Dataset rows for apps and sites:

┌──

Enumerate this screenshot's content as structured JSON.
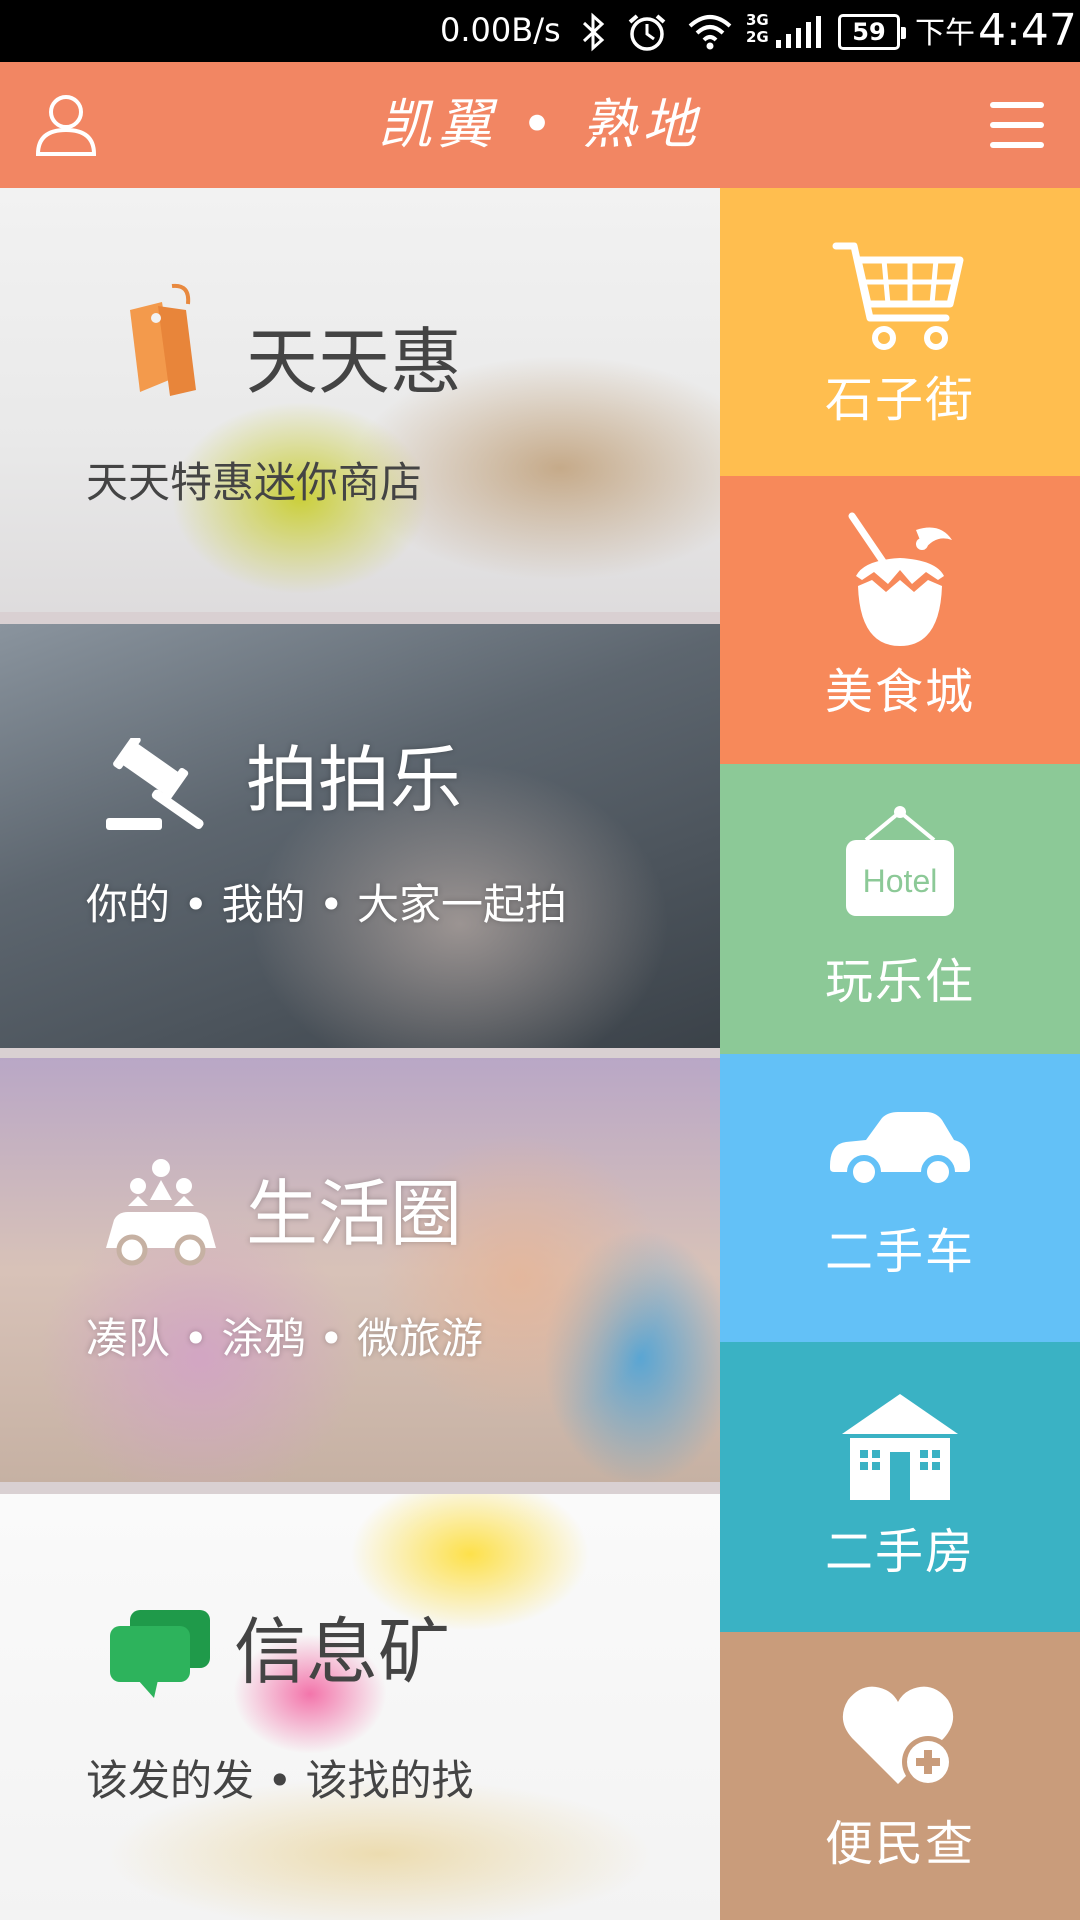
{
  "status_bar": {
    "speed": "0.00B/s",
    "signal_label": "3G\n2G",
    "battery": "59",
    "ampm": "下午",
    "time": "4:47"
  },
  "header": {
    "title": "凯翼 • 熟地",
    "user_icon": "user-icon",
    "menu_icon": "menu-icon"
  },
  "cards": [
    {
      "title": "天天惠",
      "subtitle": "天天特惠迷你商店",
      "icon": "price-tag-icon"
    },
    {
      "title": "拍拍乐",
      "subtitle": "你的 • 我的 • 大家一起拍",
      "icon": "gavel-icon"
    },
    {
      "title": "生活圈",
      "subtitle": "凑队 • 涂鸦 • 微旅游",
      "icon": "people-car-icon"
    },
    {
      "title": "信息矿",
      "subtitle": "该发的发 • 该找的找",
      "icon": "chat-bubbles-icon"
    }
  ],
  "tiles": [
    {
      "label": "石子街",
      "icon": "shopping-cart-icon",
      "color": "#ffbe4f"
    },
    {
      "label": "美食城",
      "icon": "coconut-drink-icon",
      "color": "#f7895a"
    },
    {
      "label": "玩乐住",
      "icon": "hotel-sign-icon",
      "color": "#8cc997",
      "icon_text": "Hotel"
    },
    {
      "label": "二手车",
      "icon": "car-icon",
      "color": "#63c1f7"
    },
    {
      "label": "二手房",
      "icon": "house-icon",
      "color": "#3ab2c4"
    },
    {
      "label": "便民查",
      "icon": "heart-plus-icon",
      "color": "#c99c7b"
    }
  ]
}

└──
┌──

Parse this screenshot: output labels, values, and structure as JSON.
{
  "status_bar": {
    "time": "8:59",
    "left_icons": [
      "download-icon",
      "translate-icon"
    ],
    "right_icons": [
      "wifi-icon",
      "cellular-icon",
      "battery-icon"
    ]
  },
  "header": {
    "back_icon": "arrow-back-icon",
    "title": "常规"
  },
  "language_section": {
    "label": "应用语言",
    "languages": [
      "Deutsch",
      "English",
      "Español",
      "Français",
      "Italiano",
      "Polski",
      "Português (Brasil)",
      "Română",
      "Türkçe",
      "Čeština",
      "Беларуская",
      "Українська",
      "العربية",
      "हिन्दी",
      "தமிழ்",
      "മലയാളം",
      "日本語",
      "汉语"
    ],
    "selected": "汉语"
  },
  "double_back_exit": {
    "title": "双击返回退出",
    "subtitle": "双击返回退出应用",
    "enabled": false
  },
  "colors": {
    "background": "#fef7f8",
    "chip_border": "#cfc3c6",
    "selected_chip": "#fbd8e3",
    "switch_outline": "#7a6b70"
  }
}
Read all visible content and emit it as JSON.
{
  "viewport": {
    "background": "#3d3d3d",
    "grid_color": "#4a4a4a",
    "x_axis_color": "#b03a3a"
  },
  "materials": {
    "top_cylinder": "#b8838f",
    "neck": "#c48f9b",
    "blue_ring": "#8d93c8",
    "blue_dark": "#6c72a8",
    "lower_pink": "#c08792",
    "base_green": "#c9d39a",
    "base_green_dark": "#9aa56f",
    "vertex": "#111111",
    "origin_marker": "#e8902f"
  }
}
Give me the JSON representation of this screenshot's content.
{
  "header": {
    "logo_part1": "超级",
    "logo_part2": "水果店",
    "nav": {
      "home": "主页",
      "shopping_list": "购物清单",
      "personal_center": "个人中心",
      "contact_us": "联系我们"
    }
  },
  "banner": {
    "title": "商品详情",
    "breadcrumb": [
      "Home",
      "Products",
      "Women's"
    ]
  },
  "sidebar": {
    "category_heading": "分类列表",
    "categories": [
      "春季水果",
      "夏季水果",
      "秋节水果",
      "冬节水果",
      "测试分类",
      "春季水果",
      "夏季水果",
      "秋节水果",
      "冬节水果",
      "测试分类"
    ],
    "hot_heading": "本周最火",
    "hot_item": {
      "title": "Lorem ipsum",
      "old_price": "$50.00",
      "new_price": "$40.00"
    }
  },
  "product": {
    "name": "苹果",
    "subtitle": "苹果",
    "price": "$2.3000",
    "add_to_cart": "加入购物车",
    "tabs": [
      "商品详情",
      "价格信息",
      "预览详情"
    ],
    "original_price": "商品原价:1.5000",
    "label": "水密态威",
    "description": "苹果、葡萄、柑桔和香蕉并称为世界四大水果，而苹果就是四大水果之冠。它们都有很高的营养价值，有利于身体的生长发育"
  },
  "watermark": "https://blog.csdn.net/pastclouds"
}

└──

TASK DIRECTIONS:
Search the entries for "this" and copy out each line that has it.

SOLUTION:
Enumerate this screenshot's content as structured JSON.
Parse this screenshot: output labels, values, and structure as JSON.
Give me the JSON representation of this screenshot's content.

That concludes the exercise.